In the character development department, the script amounts to little more than zero. We never really know why these people were chosen as game and we’re left to wonder was it a secret government project or simply Predator shenanigans?

Most people didn’t come here for the acting or plot though. They came here for the action and in that department Predators does deliver. After pushing through a somewhat slowly paced first half, things pick up and our favorite alien creatures show up to dish out some death.

Some exciting stunt work and effective special effects make the fighting and action pretty enjoyable. Behind the camera Nimrod Antal infuses some style into the film and he stages the ensuing carnage fairly well. He remembers to include all our favorite Predator traits including the invisible camouflage and heat vision and it all makes for a pretty worthy opponent.

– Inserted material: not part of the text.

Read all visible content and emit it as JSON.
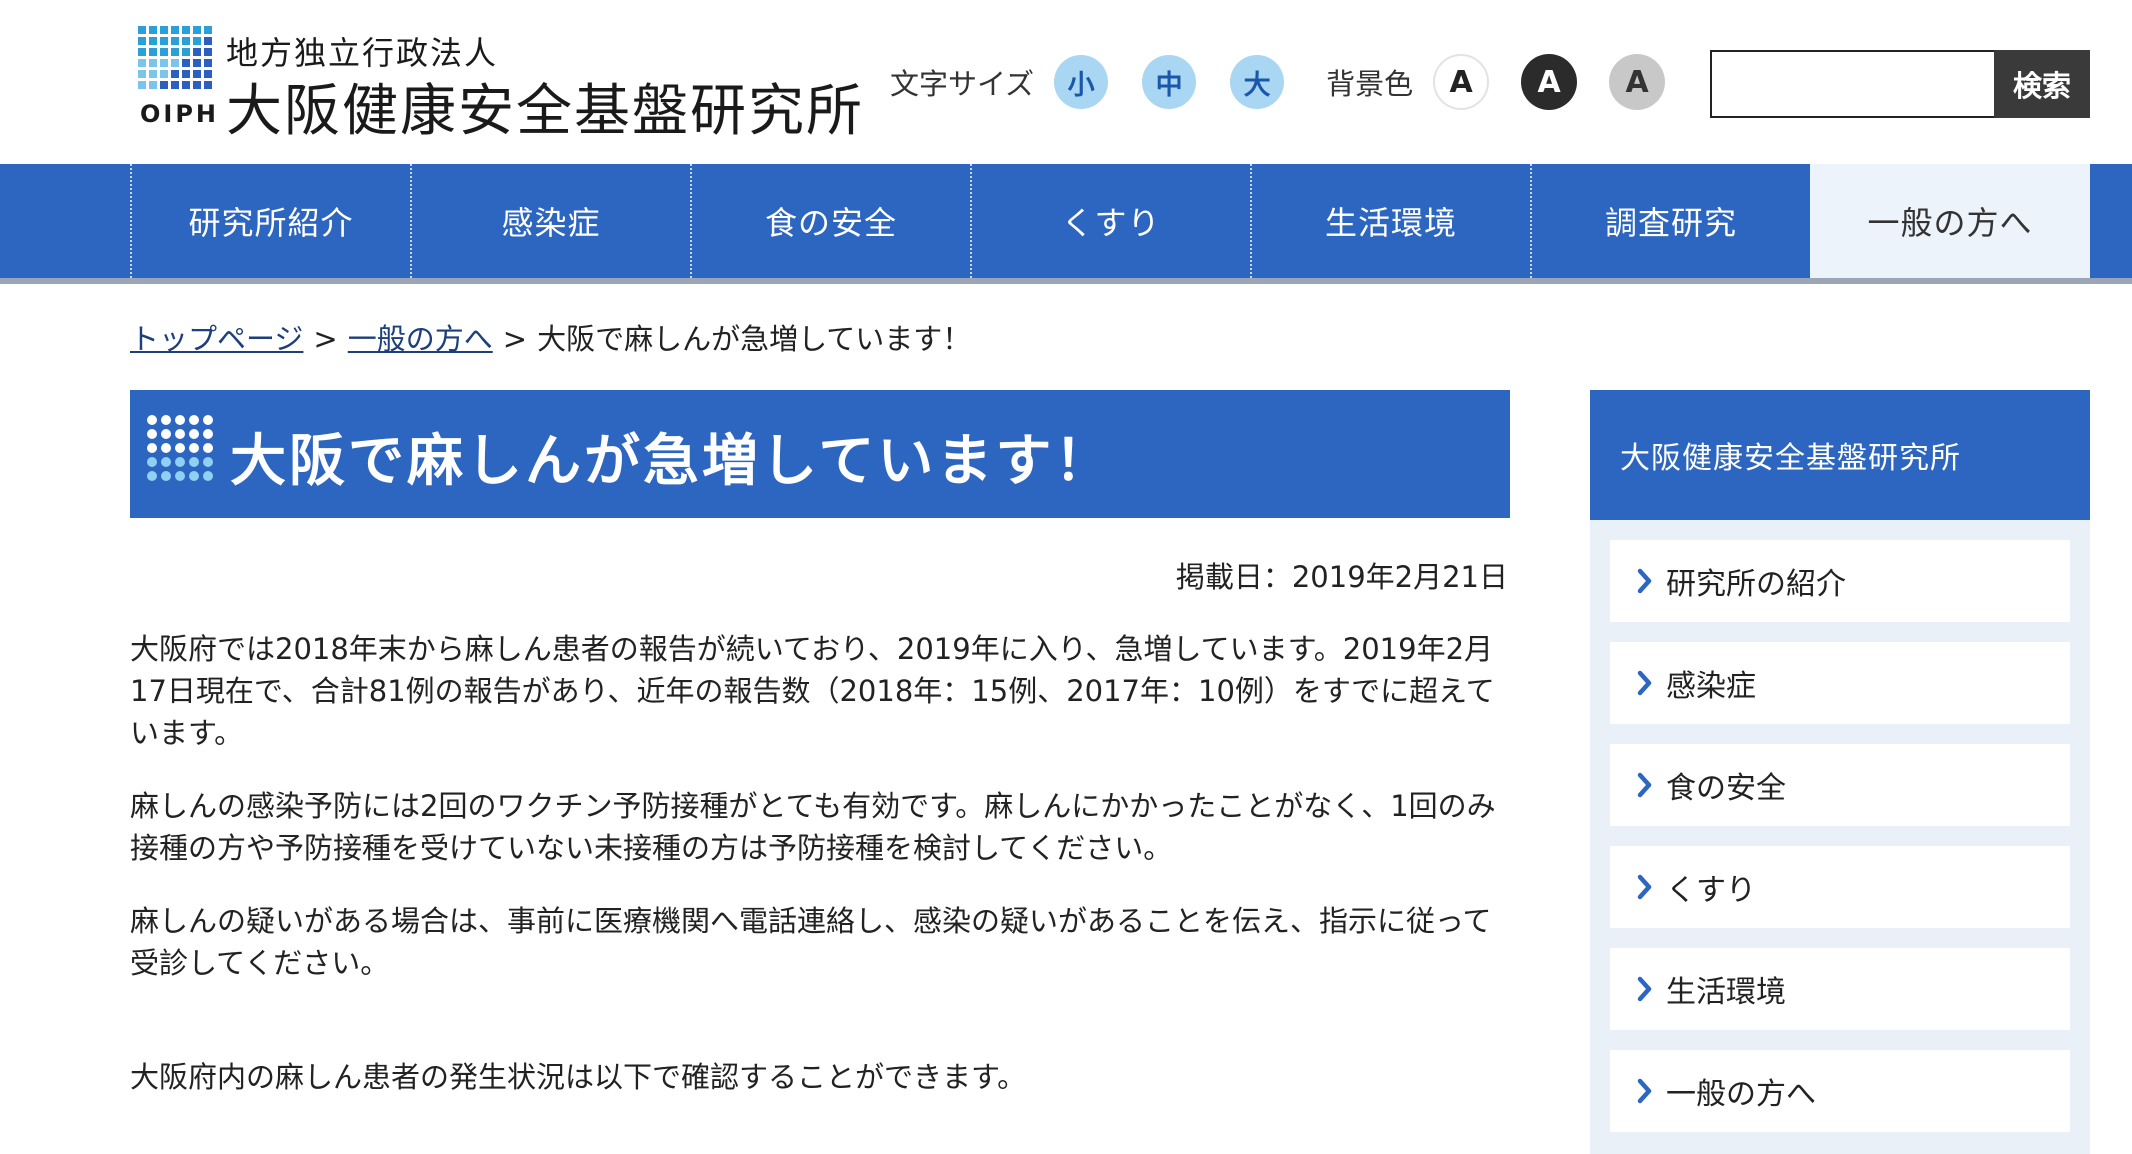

Unlike the Alien vs. Predator films, this movie doesn’t rely too heavily on CGI and it works out well. There is more than enough blood and gore for the horror fans and fans of the original will feel right at home. If you came for action, bloody deaths and some ass kicking by Adrien Brody, you’ve probably come to the right place.

What ultimately holds the film back from being anything more than some good ol fashioned B-grade entertainment is that on the whole, it’s pretty conventional. The flat as cardboard characters literally line up to be added to the body count and you can actually start to guess who will be disposed of next (I’ll give you a hint, the foreign guy gets it first).

The expected conventions like hunter becomes the hunted, not everyone is who you think they are, unlikely alliances and preposterous betrayals are found here as well. There’s also a couple ‘where the heck did that come from’ moments (Topher Grace at the end anybody?) and we get more than enough scenes of Brody growling lines in a Charlton Heston manner. Antal throws in a few twists to keep things moving but the familiar character types and the excessive cliches turn the film into a big game of who will die first and not much else.

Is Predators entertaining? Yes, for the most part. Is it a well made film? No, not really. It’s sloppy in a lot of areas and could have turned out a lot better with a more polished script and some better directing choices. Fans of the original will probably be fine with what is presented here and for the casual moviegoer, well if you go in expecting nothing more than some B-grade horror movie entertainment, you’ll probably enjoy it.

Predators Review

A decent cast, great effects and costumes and satisfying blood and gore make this a pretty decent horror remake, which you don't find too often.